An aging and seemingly limited household robot attempts to communicate with the family dog.
It seems that having robotic household companions is an inevitable thought when we ponder about the future. Of course this generates some science fiction and filmmaker interest, and we’ve seen our fair share of shorts with robots finding their self awareness, but Zari is quite unique in its own particular way.
In late 2011, I had to travel home to Florida because my dog was dying. As I sat there, he on my lap, his life slipping away, unable to speak to one another, there was a silent connection I couldn’t shake. Something that transcended communication, something that brought us to the same level of being. This was also around the time when Apple’s SIRI had just been introduced and I wondered if one day, when artificial intelligence advances to become part of our household, alongside our pets, what will our relationship to it be like? Will household robots have an inner world of their own? And if they do, will we be able to notice?
if I just show you this like it is, without manipulating you into liking it, can we care?
Filmmaking can be a bizarre thing sometimes. As a viewer we always have certain expectations of how things should happen, and more often than not if the structure is not respected we get the feeling that something is broken, and the flow just doesn’t seem right. But Courtney plays dearly with our expectations, while she doesn’t really break the conventional filmmaking rules – she seems to have written rules of her own for Zari – and they work marvelously.
This was the first film I made outside a school program, which often restricts you with certain rules and regulations.
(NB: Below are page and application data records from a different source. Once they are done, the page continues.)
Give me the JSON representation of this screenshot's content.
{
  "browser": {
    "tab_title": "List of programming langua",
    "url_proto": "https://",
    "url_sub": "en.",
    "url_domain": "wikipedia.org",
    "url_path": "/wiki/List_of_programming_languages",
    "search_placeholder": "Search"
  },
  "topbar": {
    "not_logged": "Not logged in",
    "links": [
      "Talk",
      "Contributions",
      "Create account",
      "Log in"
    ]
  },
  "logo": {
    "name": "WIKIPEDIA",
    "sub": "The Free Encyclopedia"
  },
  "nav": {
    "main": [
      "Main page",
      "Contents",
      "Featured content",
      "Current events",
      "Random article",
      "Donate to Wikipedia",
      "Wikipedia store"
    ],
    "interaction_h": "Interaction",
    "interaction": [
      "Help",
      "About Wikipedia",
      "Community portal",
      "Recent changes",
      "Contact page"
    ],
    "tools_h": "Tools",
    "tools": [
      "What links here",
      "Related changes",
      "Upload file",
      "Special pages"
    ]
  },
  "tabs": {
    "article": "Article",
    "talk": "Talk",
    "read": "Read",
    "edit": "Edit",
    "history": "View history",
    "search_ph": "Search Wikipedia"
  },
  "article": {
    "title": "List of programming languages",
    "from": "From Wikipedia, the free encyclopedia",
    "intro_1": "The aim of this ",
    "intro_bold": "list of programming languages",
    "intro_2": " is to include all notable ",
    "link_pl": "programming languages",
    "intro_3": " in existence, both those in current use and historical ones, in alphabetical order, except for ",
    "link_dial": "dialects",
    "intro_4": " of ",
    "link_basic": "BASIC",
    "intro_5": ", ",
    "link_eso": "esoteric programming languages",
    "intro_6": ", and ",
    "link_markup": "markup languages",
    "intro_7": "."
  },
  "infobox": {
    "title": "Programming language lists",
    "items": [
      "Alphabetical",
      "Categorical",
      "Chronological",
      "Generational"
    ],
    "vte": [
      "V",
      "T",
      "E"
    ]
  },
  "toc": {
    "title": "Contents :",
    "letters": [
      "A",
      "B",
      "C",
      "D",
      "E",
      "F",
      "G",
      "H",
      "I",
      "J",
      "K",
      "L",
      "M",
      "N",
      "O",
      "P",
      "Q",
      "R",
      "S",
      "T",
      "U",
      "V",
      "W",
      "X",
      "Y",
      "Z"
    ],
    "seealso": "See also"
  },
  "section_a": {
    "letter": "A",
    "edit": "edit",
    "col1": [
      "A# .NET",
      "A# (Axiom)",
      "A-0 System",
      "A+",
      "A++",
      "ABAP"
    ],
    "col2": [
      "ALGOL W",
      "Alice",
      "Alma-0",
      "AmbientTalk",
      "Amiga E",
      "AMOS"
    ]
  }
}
I wanted to make a film that didn’t adhere to all the ‘proper’ ways you should make a short film and just let it be what it needed to be, even if that meant a slower, quieter film. Many notes would have probably been to add score or to have the robots do things that make us care about it. But I think I just really wanted to ask, if I just show you this like it is, without manipulating you into liking it, can we care?
As a science fiction film, Zari captivates us where we would least except it, but many technical aspects of the film were quite unique on their own – including the type of camera and film used.
This film was shot completely on 2-perf 35mm. I was a camera loader at the time and production kept telling me to waste any short ends below 150ft. Well, if you shoot 2-perf, that 150ft roll becomes 300ft and I knew I could squeeze 2 or 3 takes onto that. So instead of throwing the film out, I kept it and shot the entire film on short ends. We used an old camera called the Panavision G-2, what JAWS was shot on, and old Baltar lenses to give us that nostalgic, old feel I was going after. Moreover, the robot was completely built and practical with a remote operate controlling it from behind the camera. The cards were stacked against us in many ways with a dog, robot, an old camera, and film, but I am really happy with the final product.
Certainly ‘Zari’ doesn’t have the type of action or futuristic appeal that Science Fiction films have made us a custom to, but that’s the beauty of the film, showing us the mundane and probably most realistic version of the near future. Forget about soundtracks and cute human-like action and just let it be what it needed to be.